     The Martin house was occupied by the Johnathan Hill family at onetime. I think Mrs. Hill was a former Mrs. Shaw, and her children were Clara, Ruby and Wilfred. The last two went to school with us at Stokes Bay. Mr. Hill was an Englishman and said to be "very well read." I know they were out there at the time of the great flu epidemic. I remember we were all sick, and they came to see us and sat on a snowbank and talked to us through a window. We were so happy to see them as no one would visit anyone with the flu. We thought we were going to be locked up forever. Other tenants at the Martin house were the Ed Rouse family and we think a Bestward family also lived there. There could be others. We believe that considerable property out there now belongs to the Budvet family.

     Mr. Budvet had wonderful stories to tell about Russia and we wish we could remember them. One story concerned his uncle, who was a well-known doctor in the city where they lived. When called to see a patient, the doctor would be bundled up in furs in his sleigh, and his driver would stand up in the sleigh and lash the horses on to greater speed, and as Mr. Budvet put it “the vind vould be streaming through his viskers.” And the driver would be shouting “make way for Budvet, make way for Budvet!” Honest, that's all we remember. His was a life that should have been written up, as one who had real tales to tell of hardships on the Bruce Peninsula. He and his lady have all gone to rest now, but his family have all done well.

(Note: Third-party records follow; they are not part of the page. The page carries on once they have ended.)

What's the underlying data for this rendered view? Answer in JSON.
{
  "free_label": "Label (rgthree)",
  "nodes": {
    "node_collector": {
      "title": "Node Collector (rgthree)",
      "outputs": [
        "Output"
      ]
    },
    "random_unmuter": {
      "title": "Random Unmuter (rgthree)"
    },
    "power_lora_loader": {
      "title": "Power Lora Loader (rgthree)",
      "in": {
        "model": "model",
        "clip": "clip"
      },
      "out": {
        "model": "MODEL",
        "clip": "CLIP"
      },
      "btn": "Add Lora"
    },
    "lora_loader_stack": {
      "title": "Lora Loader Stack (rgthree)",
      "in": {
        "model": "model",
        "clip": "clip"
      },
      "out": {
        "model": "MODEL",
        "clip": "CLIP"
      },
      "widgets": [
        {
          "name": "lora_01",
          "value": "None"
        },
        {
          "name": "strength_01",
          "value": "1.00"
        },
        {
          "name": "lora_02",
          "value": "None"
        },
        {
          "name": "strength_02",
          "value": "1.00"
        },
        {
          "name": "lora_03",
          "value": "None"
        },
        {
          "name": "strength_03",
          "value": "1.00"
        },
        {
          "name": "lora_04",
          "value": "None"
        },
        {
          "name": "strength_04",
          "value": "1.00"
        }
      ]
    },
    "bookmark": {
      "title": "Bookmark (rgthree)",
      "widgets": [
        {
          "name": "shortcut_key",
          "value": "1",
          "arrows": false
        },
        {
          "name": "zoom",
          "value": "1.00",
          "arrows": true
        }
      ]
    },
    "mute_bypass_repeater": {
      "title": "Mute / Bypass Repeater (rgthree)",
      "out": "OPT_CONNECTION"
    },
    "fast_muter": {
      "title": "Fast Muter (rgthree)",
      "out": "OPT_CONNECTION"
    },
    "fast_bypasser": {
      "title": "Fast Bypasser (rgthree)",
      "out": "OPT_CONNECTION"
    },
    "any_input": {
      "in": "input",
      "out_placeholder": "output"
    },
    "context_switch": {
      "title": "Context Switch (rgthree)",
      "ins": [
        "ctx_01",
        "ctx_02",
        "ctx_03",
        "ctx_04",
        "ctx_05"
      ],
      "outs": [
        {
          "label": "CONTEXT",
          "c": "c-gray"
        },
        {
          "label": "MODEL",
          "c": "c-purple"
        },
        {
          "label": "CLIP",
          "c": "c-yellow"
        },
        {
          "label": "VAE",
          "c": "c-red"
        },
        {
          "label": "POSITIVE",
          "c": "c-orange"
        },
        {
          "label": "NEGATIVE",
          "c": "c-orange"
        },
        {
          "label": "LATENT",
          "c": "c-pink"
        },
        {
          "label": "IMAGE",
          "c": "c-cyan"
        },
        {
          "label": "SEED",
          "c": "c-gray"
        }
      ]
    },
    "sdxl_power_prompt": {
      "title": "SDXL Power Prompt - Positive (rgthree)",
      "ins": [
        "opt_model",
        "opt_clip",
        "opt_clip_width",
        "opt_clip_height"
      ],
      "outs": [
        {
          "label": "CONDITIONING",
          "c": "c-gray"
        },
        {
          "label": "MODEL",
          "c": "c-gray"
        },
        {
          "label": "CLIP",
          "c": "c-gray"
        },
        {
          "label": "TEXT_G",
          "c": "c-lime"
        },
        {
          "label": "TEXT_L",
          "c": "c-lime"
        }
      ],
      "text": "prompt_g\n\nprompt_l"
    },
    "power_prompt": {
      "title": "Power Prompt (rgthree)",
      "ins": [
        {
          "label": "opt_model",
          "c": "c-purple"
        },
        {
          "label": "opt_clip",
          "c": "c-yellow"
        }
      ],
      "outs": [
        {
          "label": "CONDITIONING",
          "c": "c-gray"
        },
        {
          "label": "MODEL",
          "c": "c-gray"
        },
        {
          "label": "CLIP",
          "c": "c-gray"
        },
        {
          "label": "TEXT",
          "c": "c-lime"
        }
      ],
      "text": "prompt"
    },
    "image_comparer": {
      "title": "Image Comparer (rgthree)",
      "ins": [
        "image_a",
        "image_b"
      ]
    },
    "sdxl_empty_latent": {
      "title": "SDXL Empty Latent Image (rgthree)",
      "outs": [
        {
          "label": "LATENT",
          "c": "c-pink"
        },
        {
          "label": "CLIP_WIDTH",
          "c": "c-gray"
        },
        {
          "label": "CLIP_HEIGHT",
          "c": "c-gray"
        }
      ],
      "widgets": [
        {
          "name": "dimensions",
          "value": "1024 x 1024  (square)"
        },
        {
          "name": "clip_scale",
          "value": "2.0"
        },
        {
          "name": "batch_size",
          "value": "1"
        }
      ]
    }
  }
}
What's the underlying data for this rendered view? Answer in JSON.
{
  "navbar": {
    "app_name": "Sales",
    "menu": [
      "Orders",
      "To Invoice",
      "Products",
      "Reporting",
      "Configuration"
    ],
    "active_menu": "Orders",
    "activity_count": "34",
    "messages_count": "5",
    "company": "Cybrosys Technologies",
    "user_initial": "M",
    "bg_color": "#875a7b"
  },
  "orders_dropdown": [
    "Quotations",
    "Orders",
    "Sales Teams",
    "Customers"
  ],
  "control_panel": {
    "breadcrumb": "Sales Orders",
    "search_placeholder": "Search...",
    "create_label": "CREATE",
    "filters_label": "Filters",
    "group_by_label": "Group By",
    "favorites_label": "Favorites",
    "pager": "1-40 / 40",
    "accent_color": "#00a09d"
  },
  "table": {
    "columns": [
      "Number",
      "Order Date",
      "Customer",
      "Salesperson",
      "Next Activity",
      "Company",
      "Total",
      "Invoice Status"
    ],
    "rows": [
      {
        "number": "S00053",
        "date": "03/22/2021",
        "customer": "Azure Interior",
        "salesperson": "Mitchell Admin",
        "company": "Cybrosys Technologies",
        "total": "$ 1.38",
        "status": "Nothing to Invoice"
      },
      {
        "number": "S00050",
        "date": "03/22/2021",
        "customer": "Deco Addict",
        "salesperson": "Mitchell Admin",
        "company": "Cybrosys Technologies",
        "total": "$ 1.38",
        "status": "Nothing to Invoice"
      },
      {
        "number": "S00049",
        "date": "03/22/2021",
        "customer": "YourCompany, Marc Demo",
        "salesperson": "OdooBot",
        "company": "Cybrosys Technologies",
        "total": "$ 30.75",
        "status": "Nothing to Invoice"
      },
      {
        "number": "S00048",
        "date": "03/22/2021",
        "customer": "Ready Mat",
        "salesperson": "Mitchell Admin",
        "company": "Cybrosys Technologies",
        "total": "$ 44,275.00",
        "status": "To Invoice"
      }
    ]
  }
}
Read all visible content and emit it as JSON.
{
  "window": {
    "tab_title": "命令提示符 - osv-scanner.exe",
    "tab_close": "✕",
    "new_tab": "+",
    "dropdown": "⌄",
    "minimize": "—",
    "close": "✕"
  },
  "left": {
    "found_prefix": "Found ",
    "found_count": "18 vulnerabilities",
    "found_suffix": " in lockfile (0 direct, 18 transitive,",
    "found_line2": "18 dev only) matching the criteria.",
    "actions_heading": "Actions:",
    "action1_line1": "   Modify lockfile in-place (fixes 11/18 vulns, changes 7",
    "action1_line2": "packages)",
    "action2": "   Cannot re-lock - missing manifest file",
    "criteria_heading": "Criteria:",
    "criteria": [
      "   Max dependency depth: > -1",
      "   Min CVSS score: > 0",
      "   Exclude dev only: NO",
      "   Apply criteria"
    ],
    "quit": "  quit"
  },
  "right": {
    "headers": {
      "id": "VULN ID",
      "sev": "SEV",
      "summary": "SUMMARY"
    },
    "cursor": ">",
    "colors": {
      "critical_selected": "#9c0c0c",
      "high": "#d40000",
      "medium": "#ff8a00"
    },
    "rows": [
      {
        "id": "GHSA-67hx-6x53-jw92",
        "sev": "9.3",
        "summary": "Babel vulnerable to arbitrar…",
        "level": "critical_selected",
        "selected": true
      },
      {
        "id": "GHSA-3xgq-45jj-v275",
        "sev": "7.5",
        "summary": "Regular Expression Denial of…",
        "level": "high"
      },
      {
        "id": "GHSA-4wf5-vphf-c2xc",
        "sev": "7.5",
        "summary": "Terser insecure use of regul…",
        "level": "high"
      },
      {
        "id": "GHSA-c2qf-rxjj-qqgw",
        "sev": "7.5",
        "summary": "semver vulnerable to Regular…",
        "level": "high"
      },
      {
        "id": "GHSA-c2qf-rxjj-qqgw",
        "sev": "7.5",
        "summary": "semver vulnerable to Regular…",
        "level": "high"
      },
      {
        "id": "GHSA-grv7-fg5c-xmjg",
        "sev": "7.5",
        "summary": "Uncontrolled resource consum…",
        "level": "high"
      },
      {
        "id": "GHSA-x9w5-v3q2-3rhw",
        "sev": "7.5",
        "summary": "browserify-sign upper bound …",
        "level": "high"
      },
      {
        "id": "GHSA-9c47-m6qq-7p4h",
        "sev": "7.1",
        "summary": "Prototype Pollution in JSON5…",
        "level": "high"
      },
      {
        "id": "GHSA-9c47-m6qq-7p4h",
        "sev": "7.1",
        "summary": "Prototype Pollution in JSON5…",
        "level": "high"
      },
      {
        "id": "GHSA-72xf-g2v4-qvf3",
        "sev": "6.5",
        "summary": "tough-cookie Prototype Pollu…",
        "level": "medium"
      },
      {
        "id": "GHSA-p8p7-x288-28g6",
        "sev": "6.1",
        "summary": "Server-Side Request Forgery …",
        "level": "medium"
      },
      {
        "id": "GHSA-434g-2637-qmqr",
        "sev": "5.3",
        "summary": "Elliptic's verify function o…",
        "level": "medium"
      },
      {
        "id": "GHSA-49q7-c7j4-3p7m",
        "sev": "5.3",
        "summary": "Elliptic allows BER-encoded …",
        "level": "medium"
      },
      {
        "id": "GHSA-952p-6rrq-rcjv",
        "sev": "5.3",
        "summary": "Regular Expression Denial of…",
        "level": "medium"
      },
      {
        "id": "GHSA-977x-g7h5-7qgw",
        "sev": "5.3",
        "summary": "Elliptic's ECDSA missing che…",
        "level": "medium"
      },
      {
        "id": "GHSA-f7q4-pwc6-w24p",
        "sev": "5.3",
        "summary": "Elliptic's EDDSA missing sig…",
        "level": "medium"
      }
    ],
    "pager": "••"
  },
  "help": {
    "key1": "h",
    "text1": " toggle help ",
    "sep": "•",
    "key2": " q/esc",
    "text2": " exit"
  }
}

     Will the old ways and old trails all disappear or should we give heed to Isaiah 58, verse 12, “And they that shall be of thee shall build the old waste places: thou shall raise up the foundation of many generations, and thou shall be called the repairer of the breach, the restorer of paths to dwell in.”

     We promise that we shall not write one more word about the Old Old Trail!

Pages 21 - 23 of Old Timers’ Tales
A History of Stokes Bay and Area
(Bruce Peninsula)
By Helene Scott